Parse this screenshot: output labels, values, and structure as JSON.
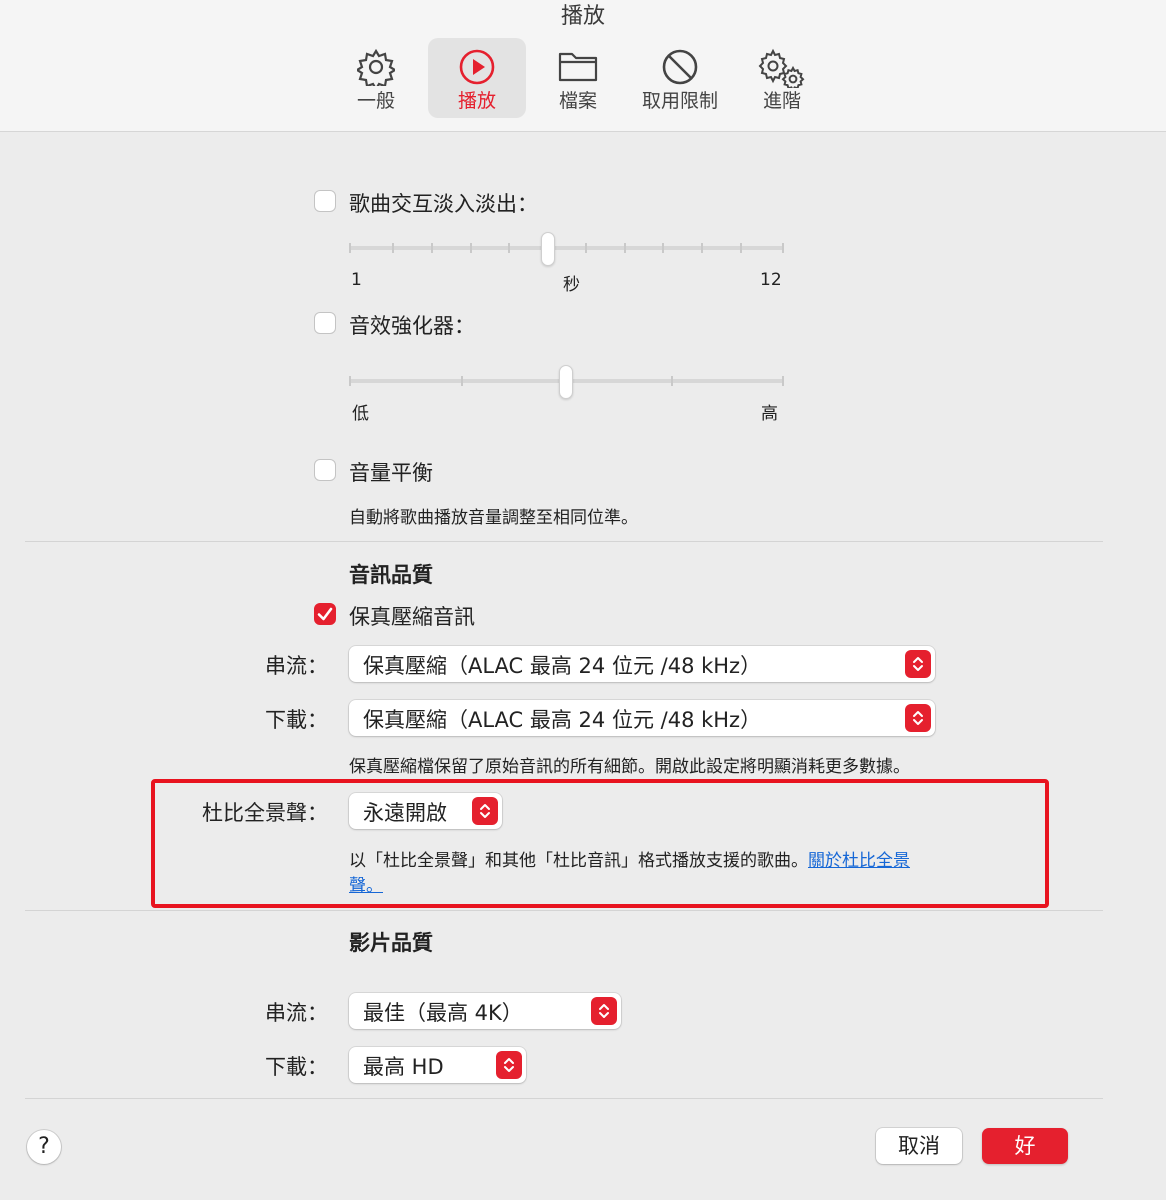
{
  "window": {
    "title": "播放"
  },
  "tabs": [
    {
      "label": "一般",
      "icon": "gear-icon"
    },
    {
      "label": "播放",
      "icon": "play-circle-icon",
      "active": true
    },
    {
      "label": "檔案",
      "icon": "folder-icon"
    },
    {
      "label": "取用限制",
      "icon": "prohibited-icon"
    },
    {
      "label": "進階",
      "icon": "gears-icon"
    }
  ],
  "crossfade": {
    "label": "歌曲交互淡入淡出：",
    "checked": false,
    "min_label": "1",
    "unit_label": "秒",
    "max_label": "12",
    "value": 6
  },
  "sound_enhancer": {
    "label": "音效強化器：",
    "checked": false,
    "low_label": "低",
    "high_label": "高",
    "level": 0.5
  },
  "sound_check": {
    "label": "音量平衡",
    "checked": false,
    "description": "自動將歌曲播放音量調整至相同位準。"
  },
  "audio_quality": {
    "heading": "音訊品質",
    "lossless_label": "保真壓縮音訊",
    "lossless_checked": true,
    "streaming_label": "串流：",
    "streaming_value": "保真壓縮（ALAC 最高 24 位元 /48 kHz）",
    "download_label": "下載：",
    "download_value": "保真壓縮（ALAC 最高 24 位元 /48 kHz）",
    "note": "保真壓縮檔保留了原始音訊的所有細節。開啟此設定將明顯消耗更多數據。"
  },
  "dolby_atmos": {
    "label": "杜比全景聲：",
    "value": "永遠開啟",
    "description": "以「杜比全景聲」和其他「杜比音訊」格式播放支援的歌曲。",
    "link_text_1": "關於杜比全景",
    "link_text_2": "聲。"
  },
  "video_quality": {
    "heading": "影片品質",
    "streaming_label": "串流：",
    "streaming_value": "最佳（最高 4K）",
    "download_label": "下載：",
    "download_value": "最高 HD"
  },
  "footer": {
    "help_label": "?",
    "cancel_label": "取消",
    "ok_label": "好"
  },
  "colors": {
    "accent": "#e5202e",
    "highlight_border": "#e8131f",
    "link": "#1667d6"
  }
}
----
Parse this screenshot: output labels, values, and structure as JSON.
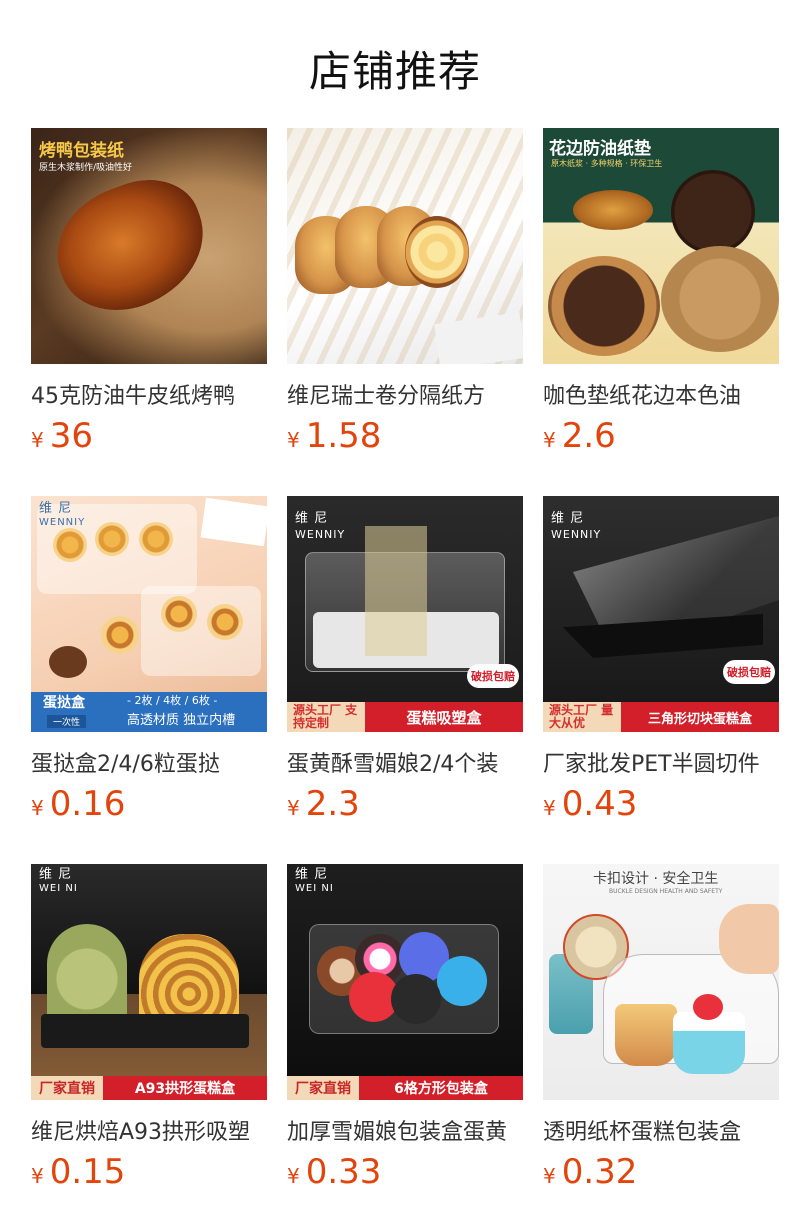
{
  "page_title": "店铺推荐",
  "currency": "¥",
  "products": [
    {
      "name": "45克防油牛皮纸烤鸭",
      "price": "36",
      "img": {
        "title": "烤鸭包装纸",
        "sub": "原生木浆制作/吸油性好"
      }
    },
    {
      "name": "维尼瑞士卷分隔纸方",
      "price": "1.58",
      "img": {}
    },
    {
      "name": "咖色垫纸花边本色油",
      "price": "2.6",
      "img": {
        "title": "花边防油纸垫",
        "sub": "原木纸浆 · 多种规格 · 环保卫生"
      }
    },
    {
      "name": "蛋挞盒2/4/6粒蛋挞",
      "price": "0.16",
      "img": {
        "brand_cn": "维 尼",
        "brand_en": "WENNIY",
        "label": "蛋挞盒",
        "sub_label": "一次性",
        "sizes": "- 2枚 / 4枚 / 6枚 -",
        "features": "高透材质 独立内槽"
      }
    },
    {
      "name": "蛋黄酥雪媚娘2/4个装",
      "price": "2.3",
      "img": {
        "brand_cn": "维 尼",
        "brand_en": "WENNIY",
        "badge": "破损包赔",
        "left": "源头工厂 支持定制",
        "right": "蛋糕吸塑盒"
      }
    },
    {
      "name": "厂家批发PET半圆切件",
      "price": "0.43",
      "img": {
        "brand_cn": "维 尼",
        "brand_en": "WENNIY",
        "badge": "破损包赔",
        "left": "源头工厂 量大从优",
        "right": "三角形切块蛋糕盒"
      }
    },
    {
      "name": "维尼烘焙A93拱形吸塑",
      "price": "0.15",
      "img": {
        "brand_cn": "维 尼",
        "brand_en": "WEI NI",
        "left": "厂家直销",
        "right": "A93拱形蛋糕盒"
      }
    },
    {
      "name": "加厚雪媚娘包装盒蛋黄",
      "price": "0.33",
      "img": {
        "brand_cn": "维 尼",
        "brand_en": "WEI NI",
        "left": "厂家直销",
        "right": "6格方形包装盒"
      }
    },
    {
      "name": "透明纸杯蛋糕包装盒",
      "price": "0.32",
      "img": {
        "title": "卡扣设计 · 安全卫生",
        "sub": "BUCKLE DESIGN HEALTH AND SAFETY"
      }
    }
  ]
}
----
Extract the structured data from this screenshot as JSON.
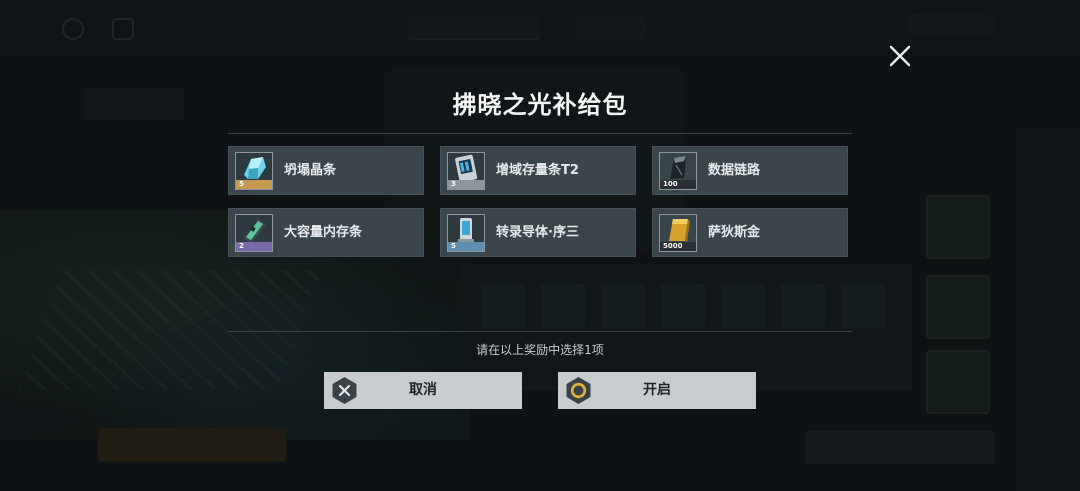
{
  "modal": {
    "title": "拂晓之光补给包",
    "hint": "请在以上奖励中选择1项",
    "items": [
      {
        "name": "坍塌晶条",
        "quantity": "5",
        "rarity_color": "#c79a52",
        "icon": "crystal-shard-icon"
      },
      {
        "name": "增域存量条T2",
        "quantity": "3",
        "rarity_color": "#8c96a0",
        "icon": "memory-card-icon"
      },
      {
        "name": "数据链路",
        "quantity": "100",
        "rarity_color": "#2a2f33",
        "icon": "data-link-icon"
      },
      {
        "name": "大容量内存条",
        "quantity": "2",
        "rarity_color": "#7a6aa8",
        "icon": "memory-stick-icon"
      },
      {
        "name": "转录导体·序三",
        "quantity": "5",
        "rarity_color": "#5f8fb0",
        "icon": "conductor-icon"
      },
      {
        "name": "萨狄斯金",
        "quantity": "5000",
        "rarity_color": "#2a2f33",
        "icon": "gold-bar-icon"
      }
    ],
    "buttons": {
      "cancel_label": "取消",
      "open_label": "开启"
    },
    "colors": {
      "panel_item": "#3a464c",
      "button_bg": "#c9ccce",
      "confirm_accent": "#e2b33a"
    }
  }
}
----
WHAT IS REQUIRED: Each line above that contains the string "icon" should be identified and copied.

EXERCISE SOLUTION:
      "icon": "gear-icon"
      "icon": "play-circle-icon",
      "icon": "folder-icon"
      "icon": "prohibited-icon"
      "icon": "gears-icon"
        "icon": "crystal-shard-icon"
        "icon": "memory-card-icon"
        "icon": "data-link-icon"
        "icon": "memory-stick-icon"
        "icon": "conductor-icon"
        "icon": "gold-bar-icon"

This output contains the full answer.